Boehner contended that the White House's proposal was "not a serious proposal," and that he's disappointed that three weeks after he gave a speech saying Republicans would be willing to budge on revenues – but not tax rates as the president has called for -- that this is what was offered to them.   

“When I come out the day after the election and make it clear that Republicans will put revenue on the table, I took a great risk,” Boehner claimed, adding of the White House plan, “It's not a serious proposal and so right now we're almost nowhere.”

House Majority Leader Eric Cantor echoed those comments, deriding the White House proposal as “not a serious offer.” He added, however, that they "remain in discussions" to find a solution to avert the fiscal cliff.

“All of a sudden,” Cantor said, “they're asking for $1.6 trillion in tax hikes and nowhere near that number in spending reforms.”

But Cantor would not say if Republicans would make a counter-offer to the White House, only saying that "this is a serious matter," and "we're not interested in playing rope-a-dope."

“What we will do is continue to take this as a serious matter,” Cantor said. “This is not a game. We're not interested in playing rope-a-dope. We're interested in trying to solve the problems of the American people so that you don't see taxes go up on anybody, so that we can engage in tax reform and get this economy going again. We're not playing a game. We're being serious. That offer yesterday was simply not serious.”

President Obama wants Republicans to go along with raising rates on the top 2 percent of Americans. Republican leadership has so far refused to entertain that.

“We take the position that raising tax rates is absolutely not something that helps get people back to work,” Cantor said, adding, “We don't want to increase tax rates; we're not going to increase tax rates, and we want to do something about the spending problem.”

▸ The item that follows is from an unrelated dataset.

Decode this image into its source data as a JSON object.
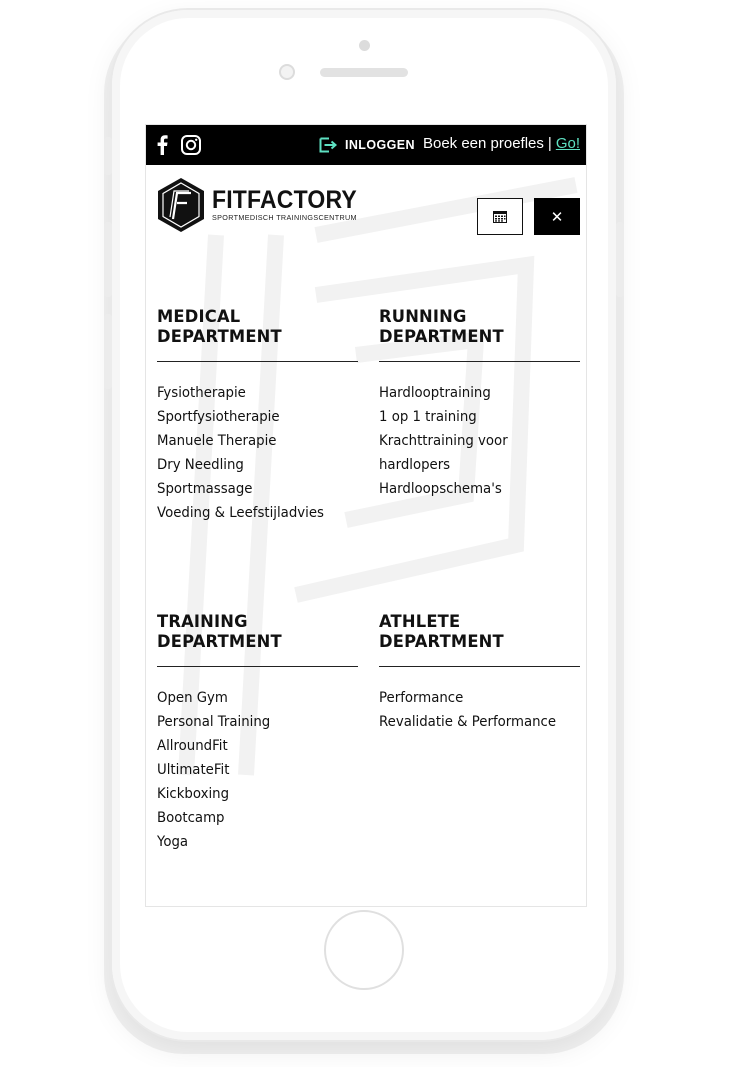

Entitlements are also a sticking point. The White House has accused Republicans of not being specific about what entitlement cuts they would like to see.  Asked if the GOP would go back to the White House with which cuts they want, Cantor demurred.